— Try it —
Return each line of the data below verbatim; pictures are to be left out.

— Dataset excerpts —

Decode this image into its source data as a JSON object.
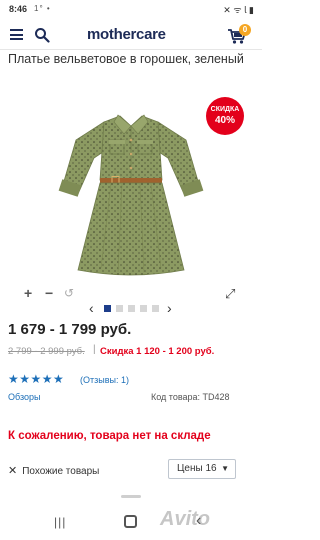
{
  "status_bar": {
    "time": "8:46",
    "left_icons": "1° •",
    "right_icons": "✕ ᯤ 𝗅 ▮"
  },
  "header": {
    "logo": "mothercare",
    "cart_count": "0",
    "icons": [
      "menu-icon",
      "search-icon",
      "cart-icon"
    ]
  },
  "product": {
    "title": "Платье вельветовое в горошек, зеленый",
    "promo_line1": "СКИДКА",
    "promo_line2": "40%",
    "price": "1 679 - 1 799 руб.",
    "old_price": "2 799 - 2 999 руб.",
    "discount_separator": "|",
    "discount_text": "Скидка 1 120 - 1 200 руб.",
    "stars": "★★★★★",
    "rating_value": 5,
    "reviews": "(Отзывы: 1)",
    "overviews_link": "Обзоры",
    "sku": "Код товара: TD428",
    "out_of_stock": "К сожалению, товара нет на складе"
  },
  "gallery": {
    "zoom_in": "+",
    "zoom_out": "−",
    "rotate": "↺",
    "fullscreen": "⤢",
    "prev": "‹",
    "next": "›",
    "active_index": 0,
    "count": 5
  },
  "bottom_bar": {
    "close": "✕",
    "similar": "Похожие товары",
    "prices_label": "Цены 16",
    "prices_arrow": "▼"
  },
  "system_nav": {
    "recent": "|||",
    "back": "‹",
    "watermark": "Avito"
  },
  "colors": {
    "brand": "#1d2b57",
    "accent_red": "#e3001b",
    "link_blue": "#1d6fb8",
    "badge_orange": "#f5a623",
    "dress_green": "#8c9a62"
  }
}
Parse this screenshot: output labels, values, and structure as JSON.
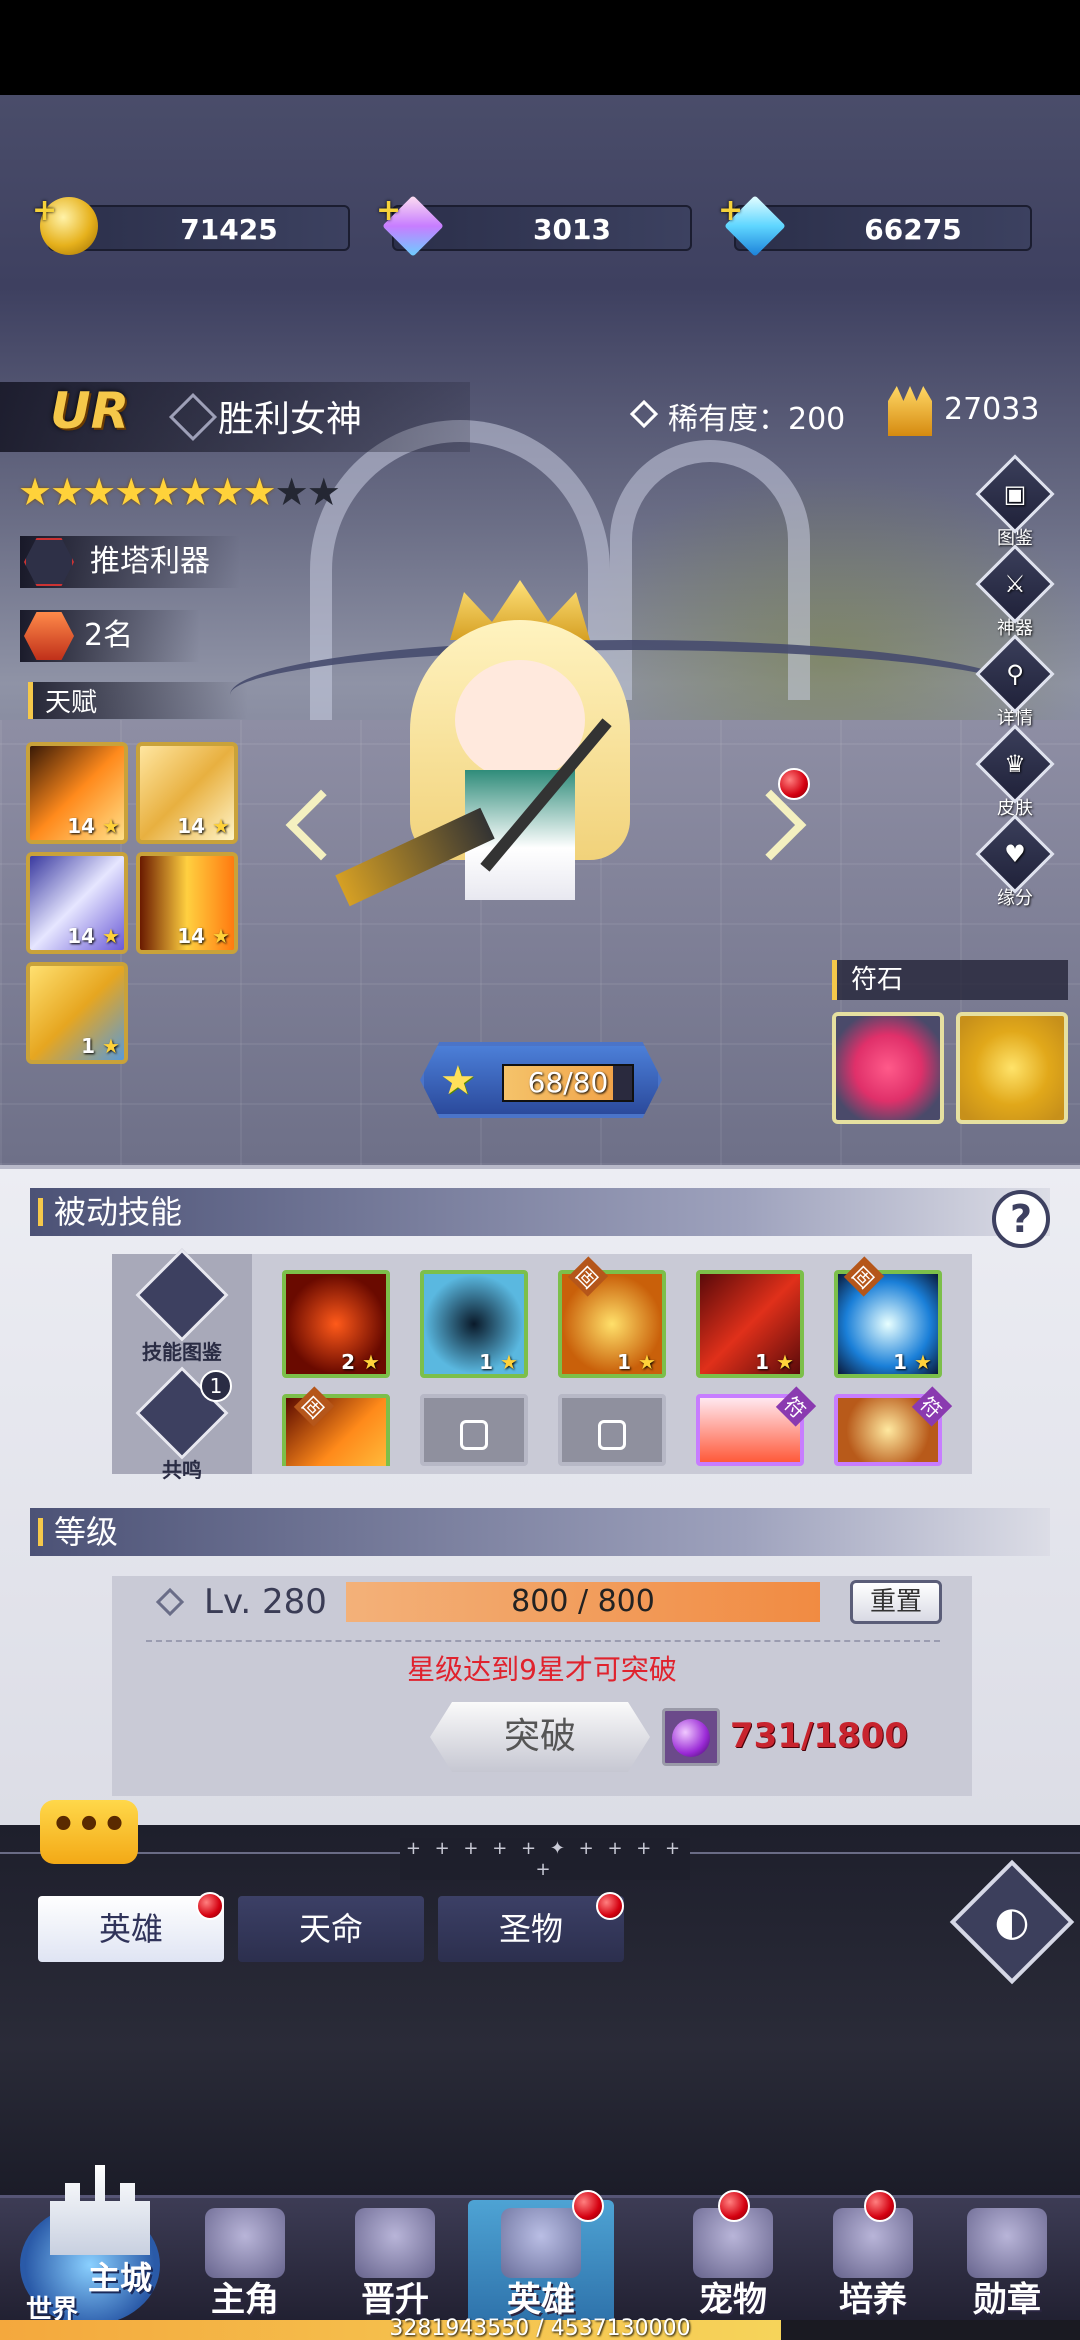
{
  "currency": {
    "gold": "71425",
    "gem": "3013",
    "diamond": "66275"
  },
  "hero": {
    "rarity_grade": "UR",
    "name": "胜利女神",
    "rarity_text": "稀有度：200",
    "power": "27033",
    "stars_filled": 8,
    "stars_total": 10,
    "tag": "推塔利器",
    "rank": "2名",
    "talent_label": "天赋",
    "talent_skills": [
      {
        "level": "14"
      },
      {
        "level": "14"
      },
      {
        "level": "14"
      },
      {
        "level": "14"
      },
      {
        "level": "1"
      }
    ],
    "exp_text": "68/80",
    "exp_fraction": 0.85
  },
  "side_buttons": [
    "图鉴",
    "神器",
    "详情",
    "皮肤",
    "缘分"
  ],
  "rune_label": "符石",
  "passive": {
    "title": "被动技能",
    "help": "?",
    "left_buttons": [
      {
        "label": "技能图鉴"
      },
      {
        "label": "共鸣",
        "badge": "1"
      }
    ],
    "skills_row1": [
      {
        "level": "2",
        "tag": ""
      },
      {
        "level": "1",
        "tag": ""
      },
      {
        "level": "1",
        "tag": "固"
      },
      {
        "level": "1",
        "tag": ""
      },
      {
        "level": "1",
        "tag": "固"
      }
    ],
    "skills_row2_tags": [
      "固",
      "",
      "",
      "符",
      "符"
    ]
  },
  "level": {
    "title": "等级",
    "lv_text": "Lv.  280",
    "bar_text": "800 / 800",
    "bar_fraction": 1.0,
    "reset_label": "重置",
    "warning": "星级达到9星才可突破",
    "break_label": "突破",
    "cost_text": "731/1800"
  },
  "chat_icon": "•••",
  "separator": "+ + + + + ✦ + + + + +",
  "tabs": [
    {
      "label": "英雄",
      "active": true,
      "dot": true
    },
    {
      "label": "天命",
      "active": false,
      "dot": false
    },
    {
      "label": "圣物",
      "active": false,
      "dot": true
    }
  ],
  "nav": {
    "city_label": "主城",
    "world_label": "世界",
    "items": [
      {
        "label": "主角",
        "dot": false,
        "active": false
      },
      {
        "label": "晋升",
        "dot": false,
        "active": false
      },
      {
        "label": "英雄",
        "dot": true,
        "active": true
      },
      {
        "label": "宠物",
        "dot": true,
        "active": false
      },
      {
        "label": "培养",
        "dot": true,
        "active": false
      },
      {
        "label": "勋章",
        "dot": false,
        "active": false
      }
    ]
  },
  "progress": {
    "text": "3281943550 / 4537130000",
    "fraction": 0.723
  },
  "colors": {
    "accent_gold": "#f5c84a",
    "warning_red": "#e0222d",
    "badge_red": "#d40010"
  }
}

— Task response —
Decode this image into its source data as a JSON object.
{
  "status_bar": {
    "time": "8:46",
    "left_icons": "1° •",
    "right_icons": "✕ ᯤ 𝗅 ▮"
  },
  "header": {
    "logo": "mothercare",
    "cart_count": "0",
    "icons": [
      "menu-icon",
      "search-icon",
      "cart-icon"
    ]
  },
  "product": {
    "title": "Платье вельветовое в горошек, зеленый",
    "promo_line1": "СКИДКА",
    "promo_line2": "40%",
    "price": "1 679 - 1 799 руб.",
    "old_price": "2 799 - 2 999 руб.",
    "discount_separator": "|",
    "discount_text": "Скидка 1 120 - 1 200 руб.",
    "stars": "★★★★★",
    "rating_value": 5,
    "reviews": "(Отзывы: 1)",
    "overviews_link": "Обзоры",
    "sku": "Код товара: TD428",
    "out_of_stock": "К сожалению, товара нет на складе"
  },
  "gallery": {
    "zoom_in": "+",
    "zoom_out": "−",
    "rotate": "↺",
    "fullscreen": "⤢",
    "prev": "‹",
    "next": "›",
    "active_index": 0,
    "count": 5
  },
  "bottom_bar": {
    "close": "✕",
    "similar": "Похожие товары",
    "prices_label": "Цены 16",
    "prices_arrow": "▼"
  },
  "system_nav": {
    "recent": "|||",
    "back": "‹",
    "watermark": "Avito"
  },
  "colors": {
    "brand": "#1d2b57",
    "accent_red": "#e3001b",
    "link_blue": "#1d6fb8",
    "badge_orange": "#f5a623",
    "dress_green": "#8c9a62"
  }
}
Parse this screenshot: output labels, values, and structure as JSON.
{
  "currency": {
    "gold": "71425",
    "gem": "3013",
    "diamond": "66275"
  },
  "hero": {
    "rarity_grade": "UR",
    "name": "胜利女神",
    "rarity_text": "稀有度：200",
    "power": "27033",
    "stars_filled": 8,
    "stars_total": 10,
    "tag": "推塔利器",
    "rank": "2名",
    "talent_label": "天赋",
    "talent_skills": [
      {
        "level": "14"
      },
      {
        "level": "14"
      },
      {
        "level": "14"
      },
      {
        "level": "14"
      },
      {
        "level": "1"
      }
    ],
    "exp_text": "68/80",
    "exp_fraction": 0.85
  },
  "side_buttons": [
    "图鉴",
    "神器",
    "详情",
    "皮肤",
    "缘分"
  ],
  "rune_label": "符石",
  "passive": {
    "title": "被动技能",
    "help": "?",
    "left_buttons": [
      {
        "label": "技能图鉴"
      },
      {
        "label": "共鸣",
        "badge": "1"
      }
    ],
    "skills_row1": [
      {
        "level": "2",
        "tag": ""
      },
      {
        "level": "1",
        "tag": ""
      },
      {
        "level": "1",
        "tag": "固"
      },
      {
        "level": "1",
        "tag": ""
      },
      {
        "level": "1",
        "tag": "固"
      }
    ],
    "skills_row2_tags": [
      "固",
      "",
      "",
      "符",
      "符"
    ]
  },
  "level": {
    "title": "等级",
    "lv_text": "Lv.  280",
    "bar_text": "800 / 800",
    "bar_fraction": 1.0,
    "reset_label": "重置",
    "warning": "星级达到9星才可突破",
    "break_label": "突破",
    "cost_text": "731/1800"
  },
  "chat_icon": "•••",
  "separator": "+ + + + + ✦ + + + + +",
  "tabs": [
    {
      "label": "英雄",
      "active": true,
      "dot": true
    },
    {
      "label": "天命",
      "active": false,
      "dot": false
    },
    {
      "label": "圣物",
      "active": false,
      "dot": true
    }
  ],
  "nav": {
    "city_label": "主城",
    "world_label": "世界",
    "items": [
      {
        "label": "主角",
        "dot": false,
        "active": false
      },
      {
        "label": "晋升",
        "dot": false,
        "active": false
      },
      {
        "label": "英雄",
        "dot": true,
        "active": true
      },
      {
        "label": "宠物",
        "dot": true,
        "active": false
      },
      {
        "label": "培养",
        "dot": true,
        "active": false
      },
      {
        "label": "勋章",
        "dot": false,
        "active": false
      }
    ]
  },
  "progress": {
    "text": "3281943550 / 4537130000",
    "fraction": 0.723
  },
  "colors": {
    "accent_gold": "#f5c84a",
    "warning_red": "#e0222d",
    "badge_red": "#d40010"
  }
}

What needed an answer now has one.